PROBLEM DESCRIPTION
Check the lines of the listing below for the word "mention", and state only how many have it.

RECORDS TO PROCESS
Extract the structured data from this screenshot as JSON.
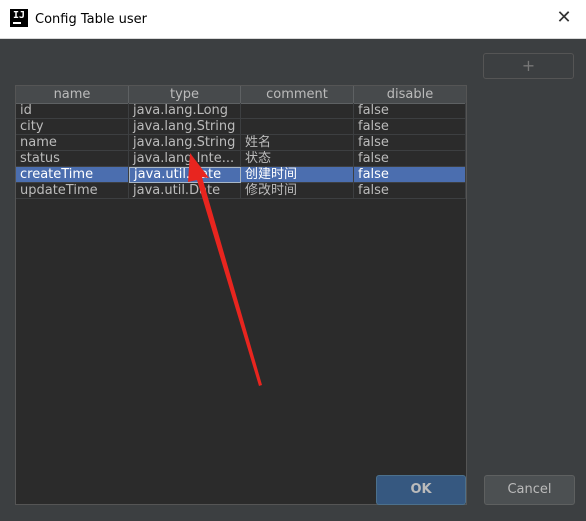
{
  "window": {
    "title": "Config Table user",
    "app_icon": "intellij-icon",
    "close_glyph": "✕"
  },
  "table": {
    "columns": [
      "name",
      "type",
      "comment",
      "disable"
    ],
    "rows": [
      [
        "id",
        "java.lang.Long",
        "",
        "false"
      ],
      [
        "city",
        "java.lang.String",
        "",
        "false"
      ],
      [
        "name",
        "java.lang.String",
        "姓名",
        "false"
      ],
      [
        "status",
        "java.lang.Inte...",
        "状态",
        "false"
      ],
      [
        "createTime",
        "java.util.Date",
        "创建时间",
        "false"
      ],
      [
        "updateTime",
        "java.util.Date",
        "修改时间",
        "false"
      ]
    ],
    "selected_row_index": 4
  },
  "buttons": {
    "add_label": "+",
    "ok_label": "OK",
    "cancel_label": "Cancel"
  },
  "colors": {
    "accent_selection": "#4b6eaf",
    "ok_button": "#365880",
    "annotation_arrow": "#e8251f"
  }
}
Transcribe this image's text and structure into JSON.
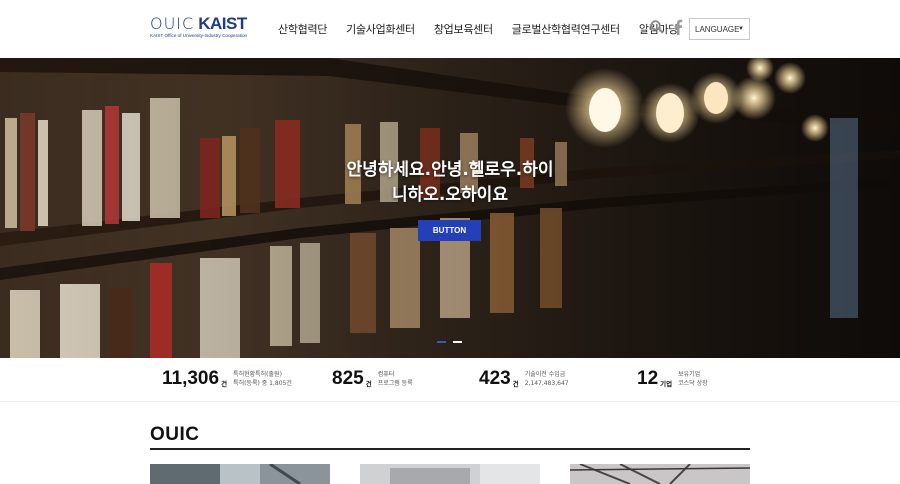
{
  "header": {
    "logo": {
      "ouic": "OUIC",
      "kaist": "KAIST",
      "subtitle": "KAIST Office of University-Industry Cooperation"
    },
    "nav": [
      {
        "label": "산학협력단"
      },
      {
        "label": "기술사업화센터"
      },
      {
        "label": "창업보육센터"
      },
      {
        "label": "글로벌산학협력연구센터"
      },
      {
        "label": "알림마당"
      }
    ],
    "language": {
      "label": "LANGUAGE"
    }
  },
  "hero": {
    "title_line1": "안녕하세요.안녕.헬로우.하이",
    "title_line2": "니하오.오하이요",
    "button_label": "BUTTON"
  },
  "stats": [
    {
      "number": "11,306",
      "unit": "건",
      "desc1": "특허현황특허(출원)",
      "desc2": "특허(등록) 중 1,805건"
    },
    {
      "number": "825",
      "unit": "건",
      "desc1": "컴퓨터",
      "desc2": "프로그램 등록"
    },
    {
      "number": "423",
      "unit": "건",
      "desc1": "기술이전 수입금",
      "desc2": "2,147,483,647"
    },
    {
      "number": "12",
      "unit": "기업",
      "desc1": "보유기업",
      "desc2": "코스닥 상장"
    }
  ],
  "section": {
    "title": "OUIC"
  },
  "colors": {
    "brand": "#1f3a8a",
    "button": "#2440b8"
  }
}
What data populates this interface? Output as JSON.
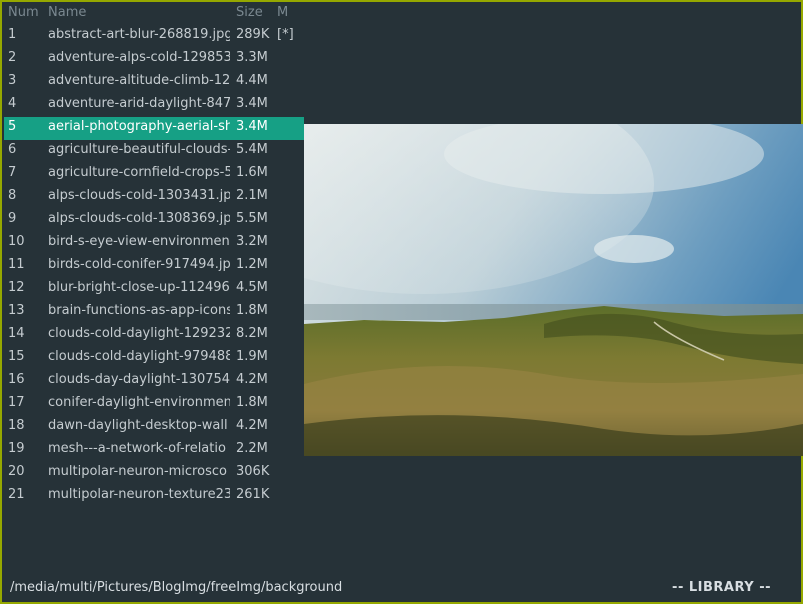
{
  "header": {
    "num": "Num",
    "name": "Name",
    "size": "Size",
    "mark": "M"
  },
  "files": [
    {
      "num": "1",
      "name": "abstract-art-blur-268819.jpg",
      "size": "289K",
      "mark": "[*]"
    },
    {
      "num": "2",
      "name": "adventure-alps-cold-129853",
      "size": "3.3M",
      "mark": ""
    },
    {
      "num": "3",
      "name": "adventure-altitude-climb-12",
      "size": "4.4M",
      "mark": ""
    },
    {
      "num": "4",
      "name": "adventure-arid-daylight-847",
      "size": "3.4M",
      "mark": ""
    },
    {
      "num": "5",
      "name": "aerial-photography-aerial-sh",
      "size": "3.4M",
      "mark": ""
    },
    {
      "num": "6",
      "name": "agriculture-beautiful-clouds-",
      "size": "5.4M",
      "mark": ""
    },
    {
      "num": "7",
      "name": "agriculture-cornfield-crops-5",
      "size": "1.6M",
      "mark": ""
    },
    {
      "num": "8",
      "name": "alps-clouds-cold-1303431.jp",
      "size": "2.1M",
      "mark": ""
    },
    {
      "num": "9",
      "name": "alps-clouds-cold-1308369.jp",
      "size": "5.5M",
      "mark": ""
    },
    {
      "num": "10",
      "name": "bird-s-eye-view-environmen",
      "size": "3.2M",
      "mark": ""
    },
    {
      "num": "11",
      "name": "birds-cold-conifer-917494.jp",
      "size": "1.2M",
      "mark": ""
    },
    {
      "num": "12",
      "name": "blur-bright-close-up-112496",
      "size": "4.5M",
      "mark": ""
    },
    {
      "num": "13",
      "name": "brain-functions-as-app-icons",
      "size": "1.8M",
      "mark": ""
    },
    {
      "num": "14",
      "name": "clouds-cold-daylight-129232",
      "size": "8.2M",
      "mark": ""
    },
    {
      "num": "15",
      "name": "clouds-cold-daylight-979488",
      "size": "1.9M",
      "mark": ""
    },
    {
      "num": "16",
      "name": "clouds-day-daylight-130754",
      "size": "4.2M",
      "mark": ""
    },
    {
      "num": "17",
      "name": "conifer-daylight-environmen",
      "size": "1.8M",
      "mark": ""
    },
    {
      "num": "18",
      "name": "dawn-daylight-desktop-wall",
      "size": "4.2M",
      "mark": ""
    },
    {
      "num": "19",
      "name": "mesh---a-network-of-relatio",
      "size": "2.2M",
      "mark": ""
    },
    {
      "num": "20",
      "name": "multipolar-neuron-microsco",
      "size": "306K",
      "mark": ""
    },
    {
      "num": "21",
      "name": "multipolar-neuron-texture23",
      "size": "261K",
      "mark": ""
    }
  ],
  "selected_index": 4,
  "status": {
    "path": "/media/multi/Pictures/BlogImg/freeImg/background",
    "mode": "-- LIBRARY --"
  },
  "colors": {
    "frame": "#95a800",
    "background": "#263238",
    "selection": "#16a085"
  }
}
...
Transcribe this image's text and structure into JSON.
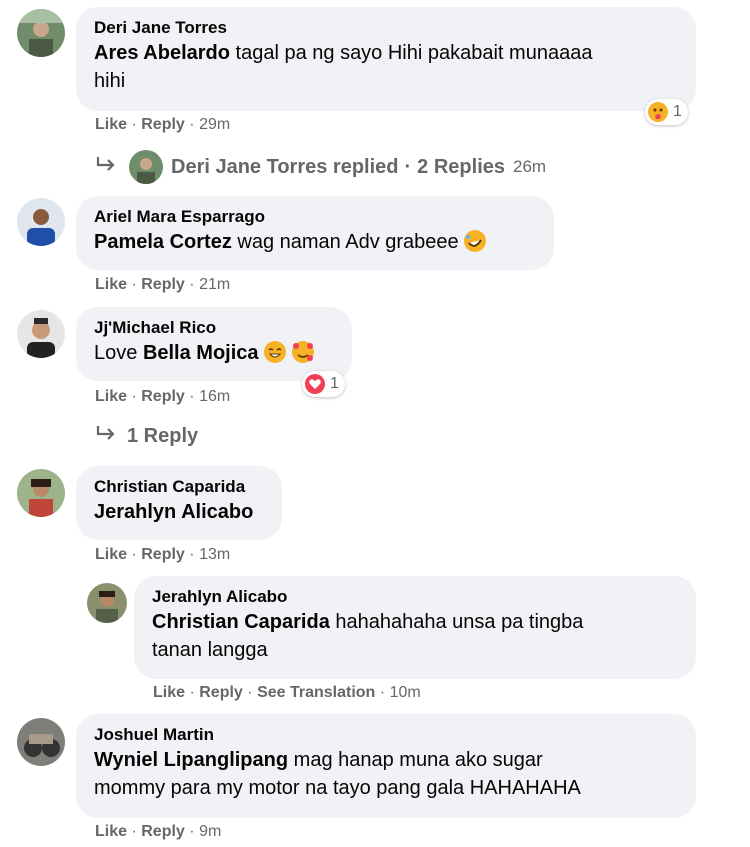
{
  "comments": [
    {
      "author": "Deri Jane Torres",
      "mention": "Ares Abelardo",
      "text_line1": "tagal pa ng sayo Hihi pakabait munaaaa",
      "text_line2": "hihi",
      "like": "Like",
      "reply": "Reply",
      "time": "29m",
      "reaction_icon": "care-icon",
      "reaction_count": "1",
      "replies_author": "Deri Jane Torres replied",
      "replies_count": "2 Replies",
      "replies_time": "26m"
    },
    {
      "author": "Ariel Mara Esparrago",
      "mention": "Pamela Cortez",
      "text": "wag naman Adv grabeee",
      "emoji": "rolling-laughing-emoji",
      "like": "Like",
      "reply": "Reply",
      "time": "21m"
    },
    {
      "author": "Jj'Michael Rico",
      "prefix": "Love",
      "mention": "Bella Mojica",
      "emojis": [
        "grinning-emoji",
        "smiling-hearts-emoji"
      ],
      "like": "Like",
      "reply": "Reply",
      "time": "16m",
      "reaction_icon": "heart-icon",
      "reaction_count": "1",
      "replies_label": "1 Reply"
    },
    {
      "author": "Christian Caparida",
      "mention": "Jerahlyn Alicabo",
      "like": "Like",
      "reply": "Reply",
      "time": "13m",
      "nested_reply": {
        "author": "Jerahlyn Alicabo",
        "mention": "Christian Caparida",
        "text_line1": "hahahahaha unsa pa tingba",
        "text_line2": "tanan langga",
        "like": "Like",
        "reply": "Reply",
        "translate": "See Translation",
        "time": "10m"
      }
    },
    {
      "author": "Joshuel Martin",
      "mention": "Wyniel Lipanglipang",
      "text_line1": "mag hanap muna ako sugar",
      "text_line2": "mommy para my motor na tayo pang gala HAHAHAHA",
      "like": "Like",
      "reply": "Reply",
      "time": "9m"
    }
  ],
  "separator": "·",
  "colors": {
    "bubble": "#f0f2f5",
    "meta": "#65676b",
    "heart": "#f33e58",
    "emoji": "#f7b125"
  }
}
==
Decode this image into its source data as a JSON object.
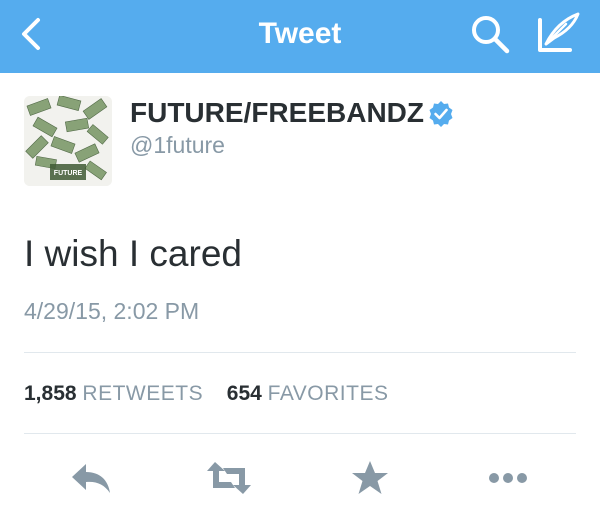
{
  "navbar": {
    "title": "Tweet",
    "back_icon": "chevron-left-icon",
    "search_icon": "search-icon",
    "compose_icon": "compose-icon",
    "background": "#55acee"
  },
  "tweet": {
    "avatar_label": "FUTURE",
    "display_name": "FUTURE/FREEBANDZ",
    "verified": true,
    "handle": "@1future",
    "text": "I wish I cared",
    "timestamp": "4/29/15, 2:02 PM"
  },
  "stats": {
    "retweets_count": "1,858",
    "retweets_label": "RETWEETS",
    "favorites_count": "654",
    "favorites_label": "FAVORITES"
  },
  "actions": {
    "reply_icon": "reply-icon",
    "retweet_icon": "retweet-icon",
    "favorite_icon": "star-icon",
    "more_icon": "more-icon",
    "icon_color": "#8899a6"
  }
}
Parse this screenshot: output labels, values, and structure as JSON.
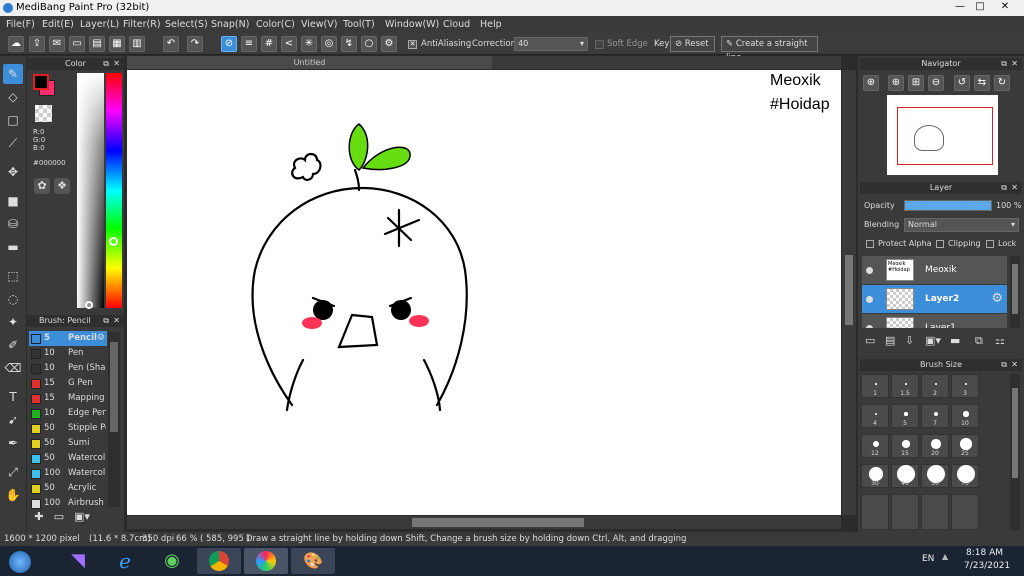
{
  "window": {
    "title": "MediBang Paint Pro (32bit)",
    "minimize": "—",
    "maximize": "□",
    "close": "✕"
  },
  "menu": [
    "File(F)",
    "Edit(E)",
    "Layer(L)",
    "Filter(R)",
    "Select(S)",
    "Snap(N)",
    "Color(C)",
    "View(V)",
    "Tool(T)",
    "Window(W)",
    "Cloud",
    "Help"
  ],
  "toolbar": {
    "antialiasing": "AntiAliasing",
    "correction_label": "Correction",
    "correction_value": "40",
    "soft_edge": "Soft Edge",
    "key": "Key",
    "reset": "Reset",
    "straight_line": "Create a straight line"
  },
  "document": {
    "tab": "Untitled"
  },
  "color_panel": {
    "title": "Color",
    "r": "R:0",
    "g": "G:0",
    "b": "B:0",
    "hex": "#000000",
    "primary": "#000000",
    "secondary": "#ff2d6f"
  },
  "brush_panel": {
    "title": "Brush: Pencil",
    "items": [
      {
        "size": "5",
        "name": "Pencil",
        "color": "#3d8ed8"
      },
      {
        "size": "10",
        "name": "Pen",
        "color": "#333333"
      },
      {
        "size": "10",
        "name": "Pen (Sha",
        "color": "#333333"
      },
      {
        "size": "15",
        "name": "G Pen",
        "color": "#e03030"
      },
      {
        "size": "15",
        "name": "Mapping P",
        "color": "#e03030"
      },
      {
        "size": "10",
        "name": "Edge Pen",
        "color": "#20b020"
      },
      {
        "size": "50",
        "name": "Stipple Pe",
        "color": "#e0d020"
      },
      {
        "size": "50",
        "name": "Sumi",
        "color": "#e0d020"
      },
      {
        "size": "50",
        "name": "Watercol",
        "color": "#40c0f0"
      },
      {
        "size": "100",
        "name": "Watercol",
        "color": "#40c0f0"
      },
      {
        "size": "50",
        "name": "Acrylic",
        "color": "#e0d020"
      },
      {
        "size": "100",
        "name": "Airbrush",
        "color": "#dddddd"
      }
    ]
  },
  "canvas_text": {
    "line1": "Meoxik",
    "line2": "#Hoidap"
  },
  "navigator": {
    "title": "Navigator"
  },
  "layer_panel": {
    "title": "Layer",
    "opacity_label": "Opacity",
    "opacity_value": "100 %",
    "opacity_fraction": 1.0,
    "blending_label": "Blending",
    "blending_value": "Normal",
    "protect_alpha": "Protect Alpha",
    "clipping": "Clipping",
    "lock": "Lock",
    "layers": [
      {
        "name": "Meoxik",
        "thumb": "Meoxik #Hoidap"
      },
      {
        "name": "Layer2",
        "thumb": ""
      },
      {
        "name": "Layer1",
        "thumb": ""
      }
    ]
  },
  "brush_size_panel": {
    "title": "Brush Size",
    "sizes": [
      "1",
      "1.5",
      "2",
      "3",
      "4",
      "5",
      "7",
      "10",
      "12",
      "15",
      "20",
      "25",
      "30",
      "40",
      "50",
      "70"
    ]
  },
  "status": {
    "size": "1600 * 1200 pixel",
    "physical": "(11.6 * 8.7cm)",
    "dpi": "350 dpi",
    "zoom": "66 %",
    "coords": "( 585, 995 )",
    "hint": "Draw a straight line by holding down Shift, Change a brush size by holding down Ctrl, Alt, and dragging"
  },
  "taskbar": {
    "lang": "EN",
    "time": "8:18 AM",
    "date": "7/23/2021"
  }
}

RESPONSE
6